Seventy-eight years ago during the Great Depression, over 100 female employees of Woolworth’s in downtown Detroit began a sit-down strike at their store for better workplace conditions.  At that time, Woolworth’s was the Walmart of its day, with more than 2,000 stores in the U.S., Canada, Cuba, Britain and Germany, and over 65,000 employees who were mostly young women. As the largest retailer in the country, Woolworth’s was well known for its low wages, long hours and anti-union practices.

On February 27, 1937, the women who worked the counters, cash registers and storerooms at the Woolworth’s store in Detroit decided that a sit-down strike was a way to draw attention to their fight for better wages, hours and overtime pay.  Previous sit-down strikes organized by rubber workers in Ohio and autoworkers in Michigan had been successful and served as a source of inspiration for the women.  The sit-down worked and the national media flocked to Detroit and compared the modest demands of the Woolworth’s women to the opulent lifestyle of Barbara Hutton, heiress to the Woolworth empire and, at the time, one of the richest women in the world.

The sit-down strike had support from the hotel and restaurant employees unions, as well as from labor leaders, including the head of the UAW.  When strikers shut down a second Woolworth’s store in Detroit and threatened to shut down all 40 stores in the area, support for the strikers spread throughout the country, including in New York City, where the retail clerks’ union launched a solidarity campaign. The strike also influenced Woolworth’s competitors to raise wages to head off similar sit-down strikes at their own stores. The strike ended on March 5, when Woolworth’s agreed to the workers’ demands, including a union contract for the 40 Woolworth’s stores in Detroit.

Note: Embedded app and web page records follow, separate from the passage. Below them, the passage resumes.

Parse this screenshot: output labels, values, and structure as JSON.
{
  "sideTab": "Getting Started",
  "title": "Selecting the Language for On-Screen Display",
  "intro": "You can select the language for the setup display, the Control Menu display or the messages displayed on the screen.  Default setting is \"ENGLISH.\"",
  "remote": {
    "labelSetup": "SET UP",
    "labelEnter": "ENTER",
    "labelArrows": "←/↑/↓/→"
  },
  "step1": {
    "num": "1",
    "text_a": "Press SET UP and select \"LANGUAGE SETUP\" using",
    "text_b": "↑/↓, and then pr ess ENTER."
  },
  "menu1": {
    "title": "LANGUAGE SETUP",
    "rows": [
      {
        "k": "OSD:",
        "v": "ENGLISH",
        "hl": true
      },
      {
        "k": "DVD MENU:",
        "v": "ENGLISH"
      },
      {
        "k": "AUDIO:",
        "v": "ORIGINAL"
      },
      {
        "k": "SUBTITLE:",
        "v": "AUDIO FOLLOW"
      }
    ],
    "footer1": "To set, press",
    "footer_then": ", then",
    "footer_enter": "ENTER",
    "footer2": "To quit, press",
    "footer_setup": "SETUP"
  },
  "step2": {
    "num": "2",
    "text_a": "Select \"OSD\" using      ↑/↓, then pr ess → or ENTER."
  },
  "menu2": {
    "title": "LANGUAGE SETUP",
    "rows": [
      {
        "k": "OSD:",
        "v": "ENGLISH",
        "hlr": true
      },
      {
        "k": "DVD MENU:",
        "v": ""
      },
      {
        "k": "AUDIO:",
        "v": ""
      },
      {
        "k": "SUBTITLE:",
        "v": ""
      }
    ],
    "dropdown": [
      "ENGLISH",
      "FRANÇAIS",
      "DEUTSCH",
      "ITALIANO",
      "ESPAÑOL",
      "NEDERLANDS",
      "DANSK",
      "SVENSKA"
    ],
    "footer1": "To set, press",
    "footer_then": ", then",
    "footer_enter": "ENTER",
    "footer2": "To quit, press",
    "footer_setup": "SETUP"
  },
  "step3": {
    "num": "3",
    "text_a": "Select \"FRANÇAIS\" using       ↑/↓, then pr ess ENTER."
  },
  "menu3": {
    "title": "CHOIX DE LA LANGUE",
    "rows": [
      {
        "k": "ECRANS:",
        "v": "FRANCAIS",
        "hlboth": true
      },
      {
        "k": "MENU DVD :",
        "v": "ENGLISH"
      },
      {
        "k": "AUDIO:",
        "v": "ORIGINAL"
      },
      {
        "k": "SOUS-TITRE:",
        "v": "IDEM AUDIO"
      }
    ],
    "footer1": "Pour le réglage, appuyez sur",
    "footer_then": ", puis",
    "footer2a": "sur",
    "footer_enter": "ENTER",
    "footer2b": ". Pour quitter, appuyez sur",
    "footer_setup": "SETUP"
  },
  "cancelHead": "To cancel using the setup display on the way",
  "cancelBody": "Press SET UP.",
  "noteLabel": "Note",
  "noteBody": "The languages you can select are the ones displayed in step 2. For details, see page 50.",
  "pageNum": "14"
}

Today, Walmart is our country’s largest private employer, and it’s low-wage, part-time business practices have put a financial strain on too many Walmart women and their families.  Like the courageous women of Woolworth’s, OUR Walmart members have used the sit-down strike to protest Walmart’s disrespect of their rights.  OUR Walmart members have also compared the enormous wealth of the Walton Family, heirs to the Walmart empire, to their reasonable call for $15 an hour and access to full-time hours. While members of OUR Walmart have had several victories, such as better workplace policies for pregnant women through the “Respect the Bump” campaign and the recent announcement by Walmart that it would raise wages for 500,000 hourly associates, the fight for decent wages and hours continues.


Some of the 100 female Woolworth workers who participated in a sit-down strike (top) and a recent photo of Walmart workers speaking out to stop retaliation in their workplace.

From the Woolworth’s strike of 1937 to the OUR Walmart member movement, these workers have shown that by sticking together, positive change is possible even at our country’s largest and most powerful employers.